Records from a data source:
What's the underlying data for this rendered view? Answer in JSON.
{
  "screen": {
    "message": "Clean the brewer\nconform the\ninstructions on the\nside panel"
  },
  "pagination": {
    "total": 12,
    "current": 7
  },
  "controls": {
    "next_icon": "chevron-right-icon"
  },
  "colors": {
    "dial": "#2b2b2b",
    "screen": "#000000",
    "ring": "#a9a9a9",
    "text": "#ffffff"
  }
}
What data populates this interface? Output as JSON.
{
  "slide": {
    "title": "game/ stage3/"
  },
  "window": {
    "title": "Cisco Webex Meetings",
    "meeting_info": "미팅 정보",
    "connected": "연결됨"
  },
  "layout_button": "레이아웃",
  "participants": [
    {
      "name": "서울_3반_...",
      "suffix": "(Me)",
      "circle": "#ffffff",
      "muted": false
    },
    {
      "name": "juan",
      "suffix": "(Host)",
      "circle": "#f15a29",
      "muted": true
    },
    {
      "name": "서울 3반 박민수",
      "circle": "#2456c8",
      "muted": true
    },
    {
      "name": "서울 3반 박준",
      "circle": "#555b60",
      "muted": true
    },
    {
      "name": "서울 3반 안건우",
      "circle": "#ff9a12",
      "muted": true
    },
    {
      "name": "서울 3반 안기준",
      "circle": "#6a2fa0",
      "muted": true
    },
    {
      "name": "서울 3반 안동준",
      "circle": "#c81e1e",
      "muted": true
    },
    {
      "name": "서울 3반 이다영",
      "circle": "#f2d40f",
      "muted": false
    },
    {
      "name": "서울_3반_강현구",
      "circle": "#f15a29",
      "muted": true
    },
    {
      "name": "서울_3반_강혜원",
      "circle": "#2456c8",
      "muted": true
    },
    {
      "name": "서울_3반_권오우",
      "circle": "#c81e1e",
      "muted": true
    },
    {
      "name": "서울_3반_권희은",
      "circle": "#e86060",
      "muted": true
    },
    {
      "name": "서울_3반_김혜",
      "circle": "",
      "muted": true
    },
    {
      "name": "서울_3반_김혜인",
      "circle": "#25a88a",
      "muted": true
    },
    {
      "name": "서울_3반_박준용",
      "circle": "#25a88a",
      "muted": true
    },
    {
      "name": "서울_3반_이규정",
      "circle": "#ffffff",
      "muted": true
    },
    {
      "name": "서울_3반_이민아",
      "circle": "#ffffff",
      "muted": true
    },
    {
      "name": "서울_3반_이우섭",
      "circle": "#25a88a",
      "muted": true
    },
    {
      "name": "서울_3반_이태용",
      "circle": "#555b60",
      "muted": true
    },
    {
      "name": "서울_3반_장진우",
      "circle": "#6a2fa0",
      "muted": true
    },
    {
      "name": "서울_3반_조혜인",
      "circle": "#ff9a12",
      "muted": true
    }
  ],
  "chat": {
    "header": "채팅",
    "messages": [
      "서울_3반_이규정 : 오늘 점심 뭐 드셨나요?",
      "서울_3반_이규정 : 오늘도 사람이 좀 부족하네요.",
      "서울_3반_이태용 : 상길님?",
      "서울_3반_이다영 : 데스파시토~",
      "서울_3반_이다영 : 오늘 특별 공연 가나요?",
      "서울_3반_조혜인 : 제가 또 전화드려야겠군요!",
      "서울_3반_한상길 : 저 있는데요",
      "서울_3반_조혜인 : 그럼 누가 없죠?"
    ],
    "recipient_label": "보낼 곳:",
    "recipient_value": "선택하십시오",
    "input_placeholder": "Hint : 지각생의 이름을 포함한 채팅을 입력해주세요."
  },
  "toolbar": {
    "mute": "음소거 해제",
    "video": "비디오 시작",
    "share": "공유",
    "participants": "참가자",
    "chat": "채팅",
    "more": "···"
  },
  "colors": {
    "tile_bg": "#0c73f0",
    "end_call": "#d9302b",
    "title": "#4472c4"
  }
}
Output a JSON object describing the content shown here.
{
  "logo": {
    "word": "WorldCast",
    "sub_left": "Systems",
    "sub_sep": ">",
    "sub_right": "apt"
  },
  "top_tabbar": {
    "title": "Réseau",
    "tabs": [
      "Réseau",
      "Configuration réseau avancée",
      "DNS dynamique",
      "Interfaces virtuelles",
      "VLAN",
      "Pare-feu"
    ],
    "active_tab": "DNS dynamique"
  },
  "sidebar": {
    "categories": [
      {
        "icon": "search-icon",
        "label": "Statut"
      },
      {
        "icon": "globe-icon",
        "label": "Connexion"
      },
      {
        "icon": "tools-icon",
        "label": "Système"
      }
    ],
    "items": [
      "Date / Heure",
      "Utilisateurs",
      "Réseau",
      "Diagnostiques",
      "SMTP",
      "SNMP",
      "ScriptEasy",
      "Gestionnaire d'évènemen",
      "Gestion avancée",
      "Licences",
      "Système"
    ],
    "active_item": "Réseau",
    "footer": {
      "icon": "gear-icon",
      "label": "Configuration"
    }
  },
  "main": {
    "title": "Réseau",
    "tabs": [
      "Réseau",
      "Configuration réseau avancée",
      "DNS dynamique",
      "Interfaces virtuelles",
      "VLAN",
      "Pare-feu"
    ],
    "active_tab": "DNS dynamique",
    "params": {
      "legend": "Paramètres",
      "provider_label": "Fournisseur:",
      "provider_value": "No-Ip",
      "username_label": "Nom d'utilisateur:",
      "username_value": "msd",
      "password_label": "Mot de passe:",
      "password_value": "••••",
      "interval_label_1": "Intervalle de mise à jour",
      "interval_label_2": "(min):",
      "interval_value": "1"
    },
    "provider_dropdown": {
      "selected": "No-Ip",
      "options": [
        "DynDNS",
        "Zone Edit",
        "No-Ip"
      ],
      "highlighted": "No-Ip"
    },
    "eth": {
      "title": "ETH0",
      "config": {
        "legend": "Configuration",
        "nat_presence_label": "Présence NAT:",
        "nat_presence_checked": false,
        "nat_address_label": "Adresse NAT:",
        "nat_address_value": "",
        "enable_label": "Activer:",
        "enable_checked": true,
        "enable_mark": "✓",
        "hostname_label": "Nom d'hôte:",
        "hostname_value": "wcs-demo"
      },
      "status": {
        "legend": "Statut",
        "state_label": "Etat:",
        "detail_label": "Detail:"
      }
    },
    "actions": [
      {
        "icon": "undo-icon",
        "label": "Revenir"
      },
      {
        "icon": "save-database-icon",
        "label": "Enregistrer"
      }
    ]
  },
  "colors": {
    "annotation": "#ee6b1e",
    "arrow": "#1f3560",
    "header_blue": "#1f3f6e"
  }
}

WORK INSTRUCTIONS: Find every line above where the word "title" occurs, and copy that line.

THE ANSWER:
    "title": "game/ stage3/"
    "title": "Cisco Webex Meetings",
    "title": "#4472c4"
    "title": "Réseau",
    "title": "Réseau",
      "title": "ETH0",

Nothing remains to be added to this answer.